handbag, coordinating the two based on material or design may tell a story of a
well put together person. Or a pair of sneakers and a backpack would tell the
story of a student or young person.
9. Understand Perspective
The topic of accessories brings us to another foundation
skill: perspective. Understanding how objects exist within a space can only
help you illustrate them in an accurate way. While stylization is definitely
welcome within your designs, knowing the rules can help you break them in
interesting and aesthetically pleasing ways.
Consider the idea, explored above, of only drawing shoes and
handbags. In order to make those objects seem tangible without having a figure
within your illustration to help, draw them as though they not only exist in
space, but exist on a plane and someone could reach out and touch them. That will
allow the viewer to better connect with the object and understand the size and
shape of the object.
Additionally, if you have two or more objects together in
a small scene or even floating about in space, you’ll likely want to show that
they’re interacting. This means showing they’re on the same plane and subjecting
them to the same style of perspective as well as overlapping objects, using
similar lighting, and using the same design style to illustrate both (unless
you’re making a purposeful statement or telling a story by not doing so).
Non-Textile Surfaces Differently
Much like being able to show how an object interacts with
others within the same space, non-textile objects should be rendered so the
viewer understands what is being depicted.
For instance, if you’re illustrating
Cinderella’s glass slipper, you’re going to have to create a transparent,
reflective shoe that the viewer will understand is glass or crystal or
something similar, rather than something that looks exactly like a leather or silk shoe.
If the artist has created a metallic dress and they mean for
it to be made of metal versus just being gold or silver in color, they’ll need

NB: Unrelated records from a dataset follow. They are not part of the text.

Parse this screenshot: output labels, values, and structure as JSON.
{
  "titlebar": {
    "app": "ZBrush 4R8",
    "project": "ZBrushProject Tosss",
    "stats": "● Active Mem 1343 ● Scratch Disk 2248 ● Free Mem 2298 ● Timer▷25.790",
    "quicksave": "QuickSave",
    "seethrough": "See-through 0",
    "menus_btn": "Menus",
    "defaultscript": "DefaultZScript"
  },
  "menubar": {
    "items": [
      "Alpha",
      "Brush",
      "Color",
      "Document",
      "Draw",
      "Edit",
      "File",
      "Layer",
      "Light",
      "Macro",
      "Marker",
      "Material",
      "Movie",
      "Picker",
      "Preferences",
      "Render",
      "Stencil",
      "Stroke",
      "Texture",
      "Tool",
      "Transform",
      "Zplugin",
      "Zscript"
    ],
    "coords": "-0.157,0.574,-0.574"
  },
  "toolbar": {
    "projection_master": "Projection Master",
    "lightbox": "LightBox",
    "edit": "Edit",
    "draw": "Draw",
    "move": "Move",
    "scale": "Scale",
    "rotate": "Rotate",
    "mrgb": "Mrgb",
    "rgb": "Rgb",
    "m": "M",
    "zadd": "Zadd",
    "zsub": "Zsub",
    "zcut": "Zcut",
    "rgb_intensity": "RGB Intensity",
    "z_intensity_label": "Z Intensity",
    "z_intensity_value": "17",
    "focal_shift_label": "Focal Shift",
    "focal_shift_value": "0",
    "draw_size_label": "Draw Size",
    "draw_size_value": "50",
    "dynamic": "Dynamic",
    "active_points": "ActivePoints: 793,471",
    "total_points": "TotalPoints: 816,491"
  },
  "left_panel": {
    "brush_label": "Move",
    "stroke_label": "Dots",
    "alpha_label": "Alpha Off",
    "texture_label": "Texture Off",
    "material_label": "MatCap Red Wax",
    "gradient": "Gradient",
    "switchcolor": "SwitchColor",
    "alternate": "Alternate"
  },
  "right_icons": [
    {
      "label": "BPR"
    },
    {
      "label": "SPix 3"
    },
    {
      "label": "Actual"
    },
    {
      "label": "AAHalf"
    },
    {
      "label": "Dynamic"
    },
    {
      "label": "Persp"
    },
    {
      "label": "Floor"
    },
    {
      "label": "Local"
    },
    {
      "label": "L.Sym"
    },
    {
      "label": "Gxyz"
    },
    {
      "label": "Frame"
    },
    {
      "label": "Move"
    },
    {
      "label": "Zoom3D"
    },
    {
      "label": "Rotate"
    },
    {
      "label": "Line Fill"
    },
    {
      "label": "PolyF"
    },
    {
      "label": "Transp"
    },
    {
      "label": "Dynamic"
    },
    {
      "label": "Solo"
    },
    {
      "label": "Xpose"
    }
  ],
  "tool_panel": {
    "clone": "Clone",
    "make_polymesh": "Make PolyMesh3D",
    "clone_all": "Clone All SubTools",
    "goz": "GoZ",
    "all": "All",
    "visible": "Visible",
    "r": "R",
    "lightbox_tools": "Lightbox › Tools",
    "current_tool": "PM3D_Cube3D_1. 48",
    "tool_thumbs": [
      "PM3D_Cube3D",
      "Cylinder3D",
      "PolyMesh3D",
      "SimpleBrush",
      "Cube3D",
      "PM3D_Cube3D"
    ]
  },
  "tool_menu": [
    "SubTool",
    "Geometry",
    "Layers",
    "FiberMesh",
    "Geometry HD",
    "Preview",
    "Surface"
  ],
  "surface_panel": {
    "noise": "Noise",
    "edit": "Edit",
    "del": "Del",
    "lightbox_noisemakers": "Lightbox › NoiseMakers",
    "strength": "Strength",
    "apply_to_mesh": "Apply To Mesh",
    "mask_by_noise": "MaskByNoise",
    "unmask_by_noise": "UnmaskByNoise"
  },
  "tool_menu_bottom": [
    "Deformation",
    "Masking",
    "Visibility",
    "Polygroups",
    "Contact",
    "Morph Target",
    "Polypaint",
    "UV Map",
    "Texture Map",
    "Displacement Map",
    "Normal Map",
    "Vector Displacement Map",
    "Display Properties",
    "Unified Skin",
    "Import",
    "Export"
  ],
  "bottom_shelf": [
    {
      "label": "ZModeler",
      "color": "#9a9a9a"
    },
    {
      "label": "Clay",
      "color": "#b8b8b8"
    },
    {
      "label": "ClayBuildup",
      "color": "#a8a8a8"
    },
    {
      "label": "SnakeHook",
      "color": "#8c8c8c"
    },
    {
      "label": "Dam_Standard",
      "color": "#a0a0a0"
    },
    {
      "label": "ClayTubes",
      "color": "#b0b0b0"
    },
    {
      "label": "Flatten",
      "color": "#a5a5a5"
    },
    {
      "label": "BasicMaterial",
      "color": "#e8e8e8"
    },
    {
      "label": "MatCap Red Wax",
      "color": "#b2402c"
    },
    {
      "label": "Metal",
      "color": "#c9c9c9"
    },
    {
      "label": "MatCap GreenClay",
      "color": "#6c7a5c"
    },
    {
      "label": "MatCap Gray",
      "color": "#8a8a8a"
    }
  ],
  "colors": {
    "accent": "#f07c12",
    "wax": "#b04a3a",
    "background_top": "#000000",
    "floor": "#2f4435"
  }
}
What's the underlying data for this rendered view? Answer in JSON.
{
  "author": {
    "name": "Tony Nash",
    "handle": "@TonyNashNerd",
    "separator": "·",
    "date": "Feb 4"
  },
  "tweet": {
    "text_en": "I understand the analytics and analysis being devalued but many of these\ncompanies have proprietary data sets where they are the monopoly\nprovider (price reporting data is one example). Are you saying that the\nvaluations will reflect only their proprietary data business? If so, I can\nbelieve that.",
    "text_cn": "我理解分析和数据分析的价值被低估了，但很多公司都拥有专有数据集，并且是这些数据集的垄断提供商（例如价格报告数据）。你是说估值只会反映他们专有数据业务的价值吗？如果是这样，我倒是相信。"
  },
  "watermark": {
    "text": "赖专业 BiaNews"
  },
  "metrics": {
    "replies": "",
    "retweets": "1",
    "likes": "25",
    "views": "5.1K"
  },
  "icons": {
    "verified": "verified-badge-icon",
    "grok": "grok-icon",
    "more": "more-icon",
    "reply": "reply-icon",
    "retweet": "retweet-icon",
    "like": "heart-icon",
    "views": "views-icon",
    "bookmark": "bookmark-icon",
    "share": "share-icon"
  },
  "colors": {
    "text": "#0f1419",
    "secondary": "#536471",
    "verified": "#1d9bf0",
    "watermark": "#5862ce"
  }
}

to really showcase the reflective properties of that material (as well as
construct it within the limits of a metal object) so the viewer understands that
it’s not just paint that’s making something look gold, but rather gold itself
Much like showing the texture, weight, and limits of
movement within a textile, being able to render various objects so the viewer
understands what they’re comprised of not only helps communicate concept design
and storytelling within a fashion illustration, but also allows the viewer
to better connect with what’s been drawn as being analogous to a real-world
object or familiar material.
Let’s Break It Down!
Now that we’ve run through all ten tips for creating
fantastic fashion illustrations, let’s break it down with a handy checklist:
- Understanding anatomy will help you draw fashion
figures in a variety of poses.
- Stylize to optimize the garment, accessories, or
design being depicted.
- Create figures in motion in order to keep your
figure from looking static and stiff.
- Use both positive and negative space in order
get the most out of your composition.
- Render textiles and show the weight and movement
limits of them so viewers understand what sort of fabric is being illustrated.
- Draw patterns within your textile designs in
order to create more interesting clothing or tell stories within your work.
- Don’t forget about how important hair and
hairstyles can be to a design, composition, or your overall illustration.
- Don’t forget about accessories: they can
complete an illustration or be one in their own right.
- Understanding perspective and how objects
interact with one another or a figure within space will help you draw nearly
anything needed for your illustration.
- Render non-textile surfaces accordingly so the
viewer understands the difference between each surface within your
Source: Design – Tuts